It’s been said the “message” of the typical '80s slasher film was “Have sex and die.” This rule gets weird and visceral in David Robert Mitchell’s It Follows. When teenager Jay (Maika Monroe) hooks up with sketchy Hugh (Jake Weary), he gives her something no sex-ed class mentioned: a shape-shifting zombielike apparition, invisible to others, that will follow her slowly but relentlessly. If it catches her, it will kill her, unless she passes it on to a new sexual partner. Mitchell has cited Halloween as an inspiration, and It Follows has the same structure: one long chase scene. But its brilliance lies in its unexplained mysteries. The film really only makes sense by a sort of nightmare logic, which makes every background figure potentially terrifying. —R.H.
How to watch: It Follows is streaming on Paramount+.
12. The Faculty
It’s a crime more people don’t know about this Breakfast Club vs. the Body Snatchers monster mashup. Not only does it boast the throwback fun of '50s alien invasion horror, but also, The Faculty scratches the itch for '90s teen horror.

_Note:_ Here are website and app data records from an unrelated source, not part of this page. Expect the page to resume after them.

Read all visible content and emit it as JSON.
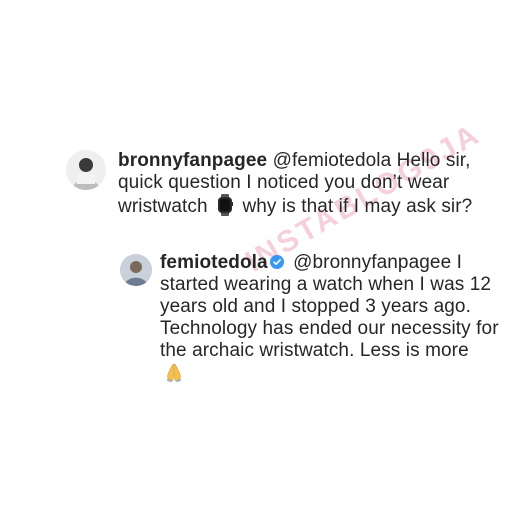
{
  "comments": [
    {
      "username": "bronnyfanpagee",
      "text_before_icon": " @femiotedola Hello sir, quick question I noticed you don’t wear wristwatch ",
      "icon": "watch-icon",
      "text_after_icon": " why is that if I may ask sir?"
    },
    {
      "username": "femiotedola",
      "verified_icon": "verified-badge-icon",
      "text_before_icon": " @bronnyfanpagee I started wearing a watch when I was 12 years old and I stopped 3 years ago. Technology has ended our necessity for the archaic wristwatch. Less is more ",
      "icon": "folded-hands-icon"
    }
  ],
  "watermark": "INSTABLOG9JA",
  "colors": {
    "text": "#262626",
    "verified": "#3897f0",
    "watermark": "#e37896"
  }
}
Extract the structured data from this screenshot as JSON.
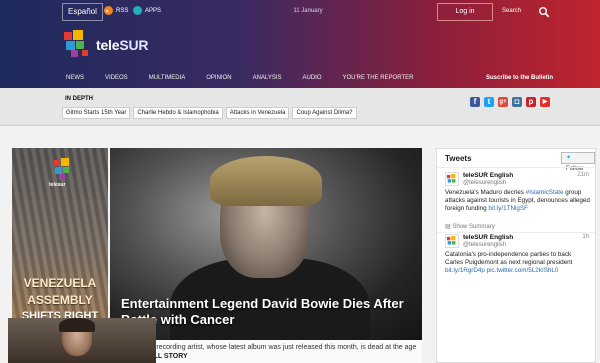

When the extraterrestrial-conquered teachers at an Ohio high school start acting very strange, a group of angsty teens have to stop them from taking over the town at the big football game. It’s an old story, but with Scream scribe Kevin Williamson bringing the meta-commentary, a cast featuring Josh Hartnett, Elijah Wood, Salma Hayek, Jon Stewart, and Piper Laurie, a '90s alt-rock soundtrack, fantastic creature design (by Bernie Wrightson), and Sin City director Robert Rodriguez keeping things moving quickly, it’s all too much fun. —R.H.
How to watch: The Faculty is streaming on Paramount+.

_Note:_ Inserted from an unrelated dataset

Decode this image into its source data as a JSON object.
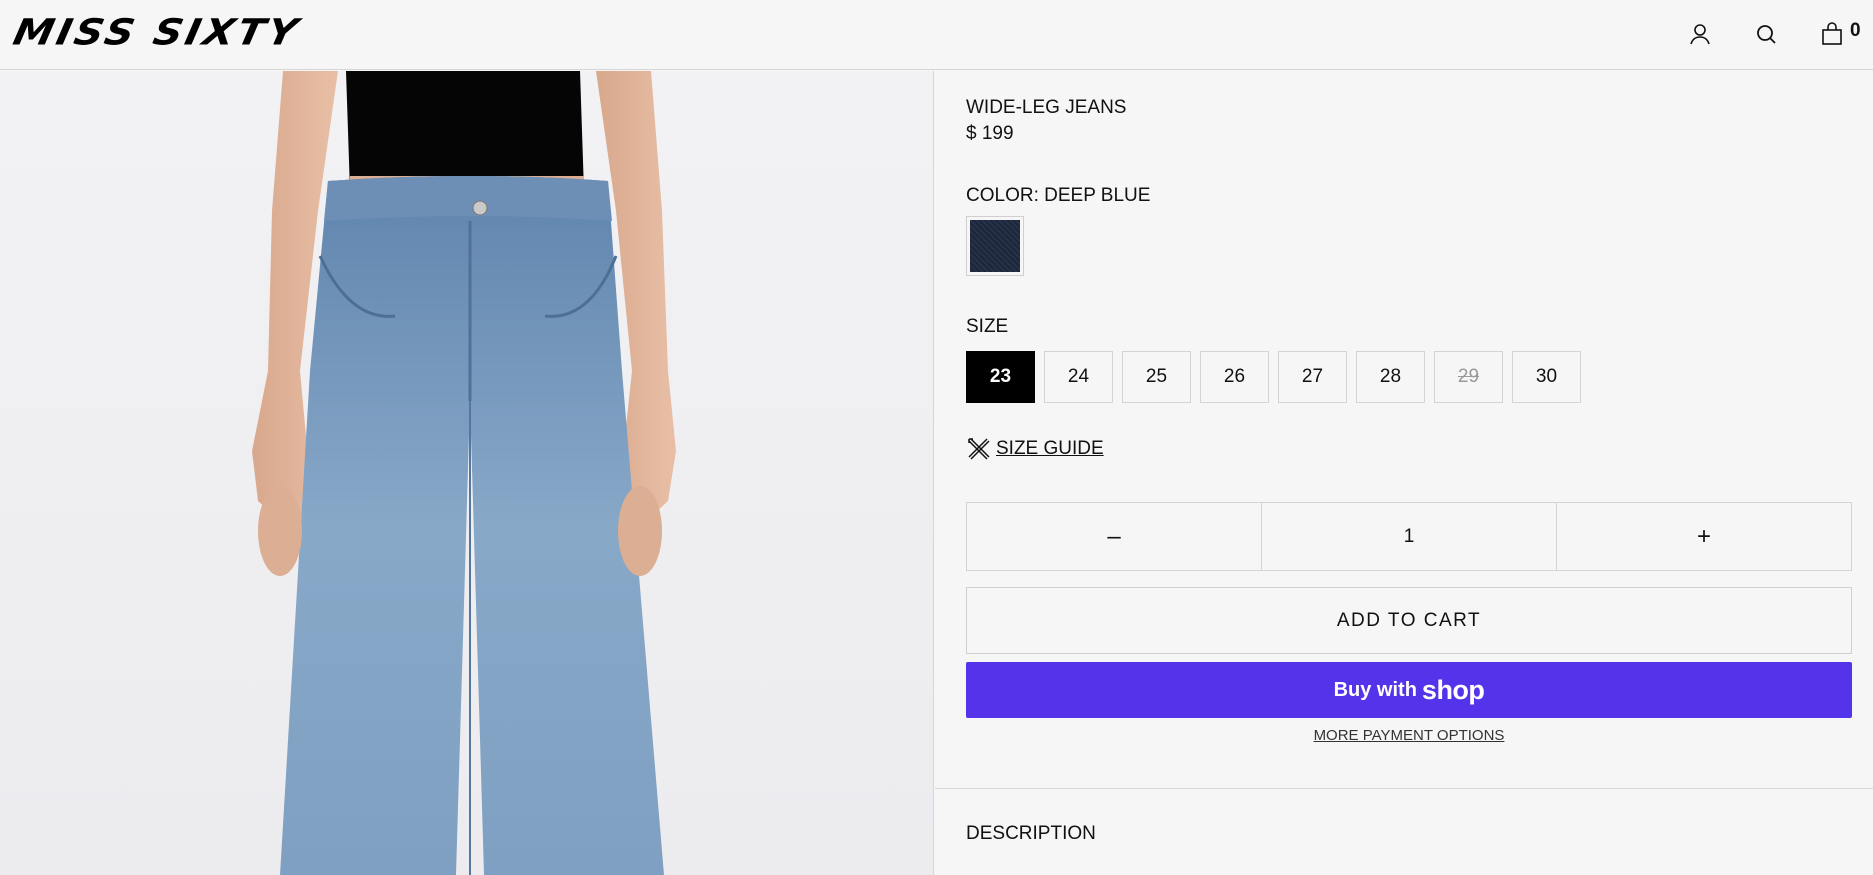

13. The Blair Witch Project
There were plenty of found footage horror films before Daniel Myrick and Eduardo Sánchez’s The Blair Witch Project. But this wicked indie is very much the line in the sand. For me, it’s not even about the widely celebrated extra-textual elements, like the website and word-of-mouth about onscreen filmmakers Heather, Josh, and Mike really being missing people.

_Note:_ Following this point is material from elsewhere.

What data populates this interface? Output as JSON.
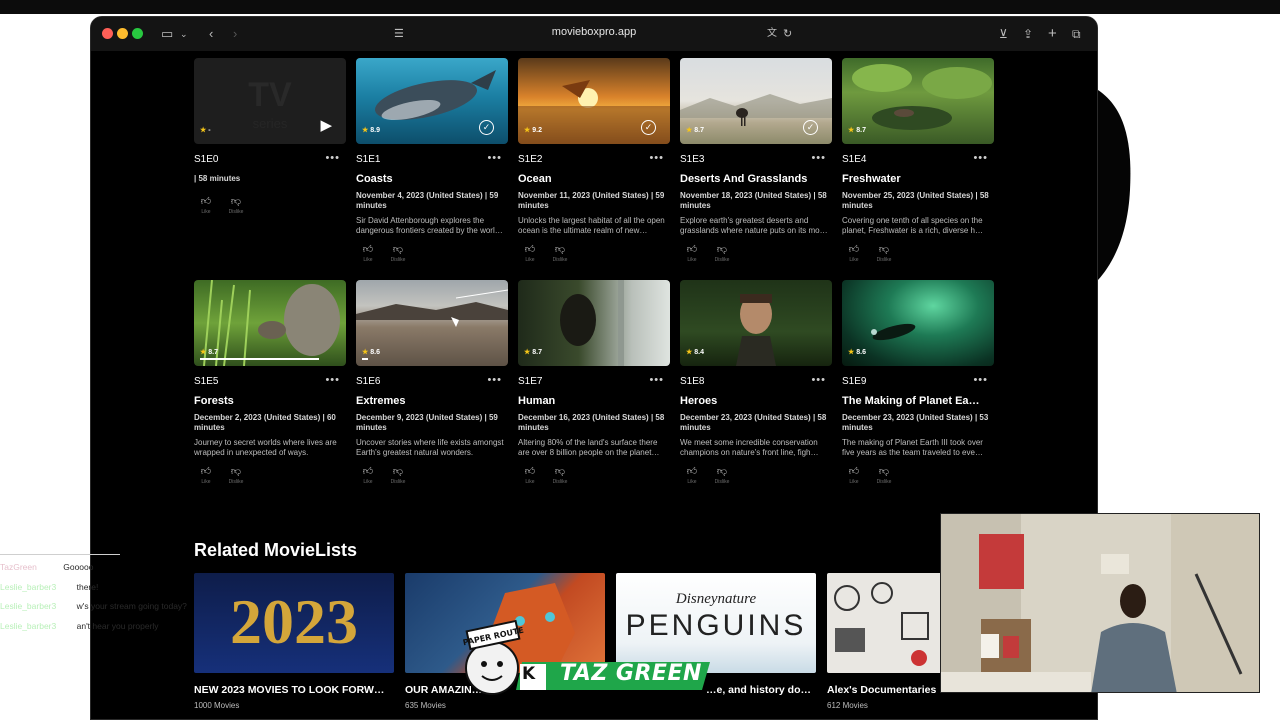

The scares are right there onscreen, starting with the willowy whispers about horse hair fingers from interviewee slash legendary weirdo Mary Brown; the screams echoing in the forest in the middle of the night; the children’s handprints up and down the hallways of that fateful shack in the woods. These are images that have haunted viewers for decades now, and they still unsettle when they suddenly start popping up on social media timelines come Halloween-time.
Mileage obviously varies on this film. Lots of naysayers see nothing scary about snot and little piles of twigs. But for those who are disciples of found footage, this is where lots of us learned how to worship the ways of the shaky cam. Bow down to that feisty Blair Witch! (Or else!)* —Jason Adams, Contributing Writer
How to watch: The Blair Witch Project is streaming on Paramount+ and Freevee.
UPDATE: Oct. 11, 2023, 3:40 p.m. EDT This article has been updated to reflect Paramount+'s current catalog.